RECORDS PROVIDED: Begin

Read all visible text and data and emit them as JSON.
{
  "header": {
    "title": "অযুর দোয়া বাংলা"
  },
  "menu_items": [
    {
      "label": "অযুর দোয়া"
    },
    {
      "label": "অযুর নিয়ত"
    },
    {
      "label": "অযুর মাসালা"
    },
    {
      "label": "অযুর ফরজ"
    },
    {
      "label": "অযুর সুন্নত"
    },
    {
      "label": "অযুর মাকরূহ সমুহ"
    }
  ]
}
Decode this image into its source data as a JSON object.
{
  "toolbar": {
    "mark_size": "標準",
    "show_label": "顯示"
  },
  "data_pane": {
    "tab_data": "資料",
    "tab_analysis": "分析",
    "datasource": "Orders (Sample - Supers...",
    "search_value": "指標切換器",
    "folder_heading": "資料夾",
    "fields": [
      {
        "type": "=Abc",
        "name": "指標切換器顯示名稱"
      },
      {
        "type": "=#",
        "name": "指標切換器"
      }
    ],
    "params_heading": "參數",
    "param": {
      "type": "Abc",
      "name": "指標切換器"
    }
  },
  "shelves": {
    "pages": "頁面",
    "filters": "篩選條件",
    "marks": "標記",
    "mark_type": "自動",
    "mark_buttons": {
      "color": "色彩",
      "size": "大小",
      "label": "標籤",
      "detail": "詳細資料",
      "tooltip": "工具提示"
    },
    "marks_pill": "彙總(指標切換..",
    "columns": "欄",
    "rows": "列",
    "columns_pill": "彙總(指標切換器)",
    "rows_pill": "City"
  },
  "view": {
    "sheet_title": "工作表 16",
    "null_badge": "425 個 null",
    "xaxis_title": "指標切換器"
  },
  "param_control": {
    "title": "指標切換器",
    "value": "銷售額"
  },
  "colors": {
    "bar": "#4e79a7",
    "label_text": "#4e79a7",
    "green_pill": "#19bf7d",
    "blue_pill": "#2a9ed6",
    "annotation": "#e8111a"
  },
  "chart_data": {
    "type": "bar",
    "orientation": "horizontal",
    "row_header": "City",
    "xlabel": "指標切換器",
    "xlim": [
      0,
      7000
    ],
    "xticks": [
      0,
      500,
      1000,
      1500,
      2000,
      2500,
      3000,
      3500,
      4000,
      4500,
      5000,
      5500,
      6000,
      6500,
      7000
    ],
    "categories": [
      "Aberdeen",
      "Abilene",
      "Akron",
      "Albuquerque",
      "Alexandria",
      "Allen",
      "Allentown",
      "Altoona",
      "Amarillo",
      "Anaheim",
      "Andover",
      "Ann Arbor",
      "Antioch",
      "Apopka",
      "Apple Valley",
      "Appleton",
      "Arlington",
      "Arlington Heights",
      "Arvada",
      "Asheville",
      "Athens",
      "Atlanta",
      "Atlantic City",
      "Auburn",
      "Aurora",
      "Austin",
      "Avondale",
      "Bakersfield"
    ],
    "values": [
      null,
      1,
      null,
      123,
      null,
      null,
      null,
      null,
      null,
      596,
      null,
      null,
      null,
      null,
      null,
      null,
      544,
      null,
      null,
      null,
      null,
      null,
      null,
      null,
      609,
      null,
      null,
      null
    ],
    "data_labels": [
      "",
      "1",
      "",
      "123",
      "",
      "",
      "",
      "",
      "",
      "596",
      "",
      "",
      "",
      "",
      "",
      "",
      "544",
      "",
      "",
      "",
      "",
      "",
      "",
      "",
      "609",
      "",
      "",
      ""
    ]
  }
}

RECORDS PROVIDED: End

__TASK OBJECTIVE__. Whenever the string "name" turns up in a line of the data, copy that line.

__ANSWER TO THIS PROBLEM__.
        "name": "指標切換器顯示名稱"
        "name": "指標切換器"
      "name": "指標切換器"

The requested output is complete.